In 2019, the Center for Disease and Prevention (CDC) reported that one in four older adults suffer from a fall every year in the United States. A literature review revealed that the majority of fall prevention takes place post fall in the acute care or post-acute care settings through skilled care or home health services. No best practice guidelines were found addressing public health safety awareness, however the STEAI Initiative formed by the CDC was an effort to prevent falls through the primary care provider. Materials from the STEADI Initiative were utilized to create a fall prevention program titled, Preventing Falls in Older Adults: A SAFE (Seniors Against Falls Everyday) Approach, for the public health setting. This program, A SAFE Approach, was developed and implemented in three community-based organizations. Educational workshops were held for each location and included performing a personal fall safety assessment, interactive discussion on fall prevention behaviors, and provision of a home safety checklist. Seventy-one (N=71) participants attended the workshops and results revealed that the majority of participants were willing to modify current behaviors and understood the benefits of behavior modification. The lack of research for primary fall prevention indicates the need for more research and program implementation in the public health setting.
Patterson, Karen. (April 2021). Preventing Falls in Older Adults: A SAFE Approach (DNP Scholarly Project, East Carolina University). Retrieved from the Scholarship. (http://hdl.handle.net/10342/8960.)
Patterson, Karen. Preventing Falls in Older Adults: A SAFE Approach. DNP Scholarly Project. East Carolina University, April 2021. The Scholarship. http://hdl.handle.net/10342/8960. September 23, 2023.

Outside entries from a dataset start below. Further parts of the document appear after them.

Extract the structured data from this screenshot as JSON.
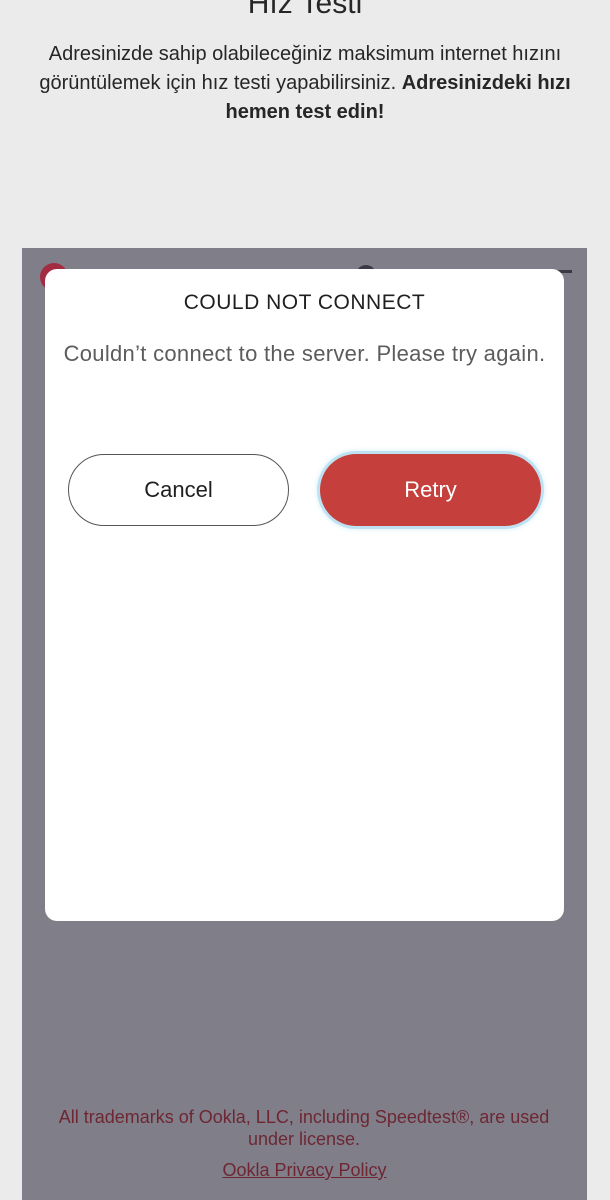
{
  "header": {
    "title": "Hız Testi",
    "intro_text": "Adresinizde sahip olabileceğiniz maksimum internet hızını görüntülemek için hız testi yapabilirsiniz.",
    "intro_bold": "Adresinizdeki hızı hemen test edin!"
  },
  "dialog": {
    "title": "COULD NOT CONNECT",
    "message": "Couldn’t connect to the server. Please try again.",
    "cancel_label": "Cancel",
    "retry_label": "Retry"
  },
  "footer": {
    "legal": "All trademarks of Ookla, LLC, including Speedtest®, are used under license.",
    "privacy_link": "Ookla Privacy Policy"
  },
  "colors": {
    "retry_button": "#c5403c",
    "overlay": "#7f7e89",
    "footer_text": "#6e2732"
  }
}
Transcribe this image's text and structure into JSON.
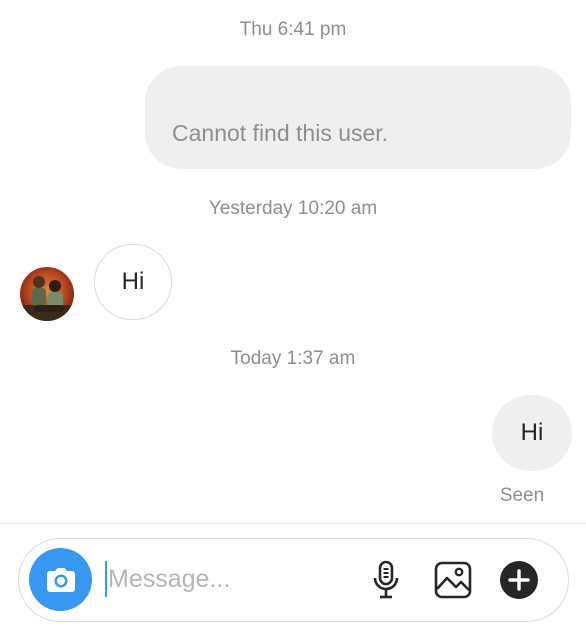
{
  "conversation": {
    "messages": [
      {
        "timestamp": "Thu 6:41 pm",
        "sender": "me",
        "text": "Cannot find this user."
      },
      {
        "timestamp": "Yesterday 10:20 am",
        "sender": "them",
        "text": "Hi"
      },
      {
        "timestamp": "Today 1:37 am",
        "sender": "me",
        "text": "Hi",
        "status": "Seen"
      }
    ]
  },
  "composer": {
    "placeholder": "Message...",
    "value": "",
    "icons": {
      "camera": "camera-icon",
      "mic": "microphone-icon",
      "gallery": "image-gallery-icon",
      "more": "plus-circle-icon"
    }
  },
  "colors": {
    "accent": "#3897f0",
    "outgoing_bubble": "#efefef",
    "muted_text": "#8e8e8e"
  }
}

Patterson, Karen, “Preventing Falls in Older Adults: A SAFE Approach” (DNP Scholarly Project., East Carolina University, April 2021).
Patterson, Karen. Preventing Falls in Older Adults: A SAFE Approach [DNP Scholarly Project]. Greenville, NC: East Carolina University; April 2021.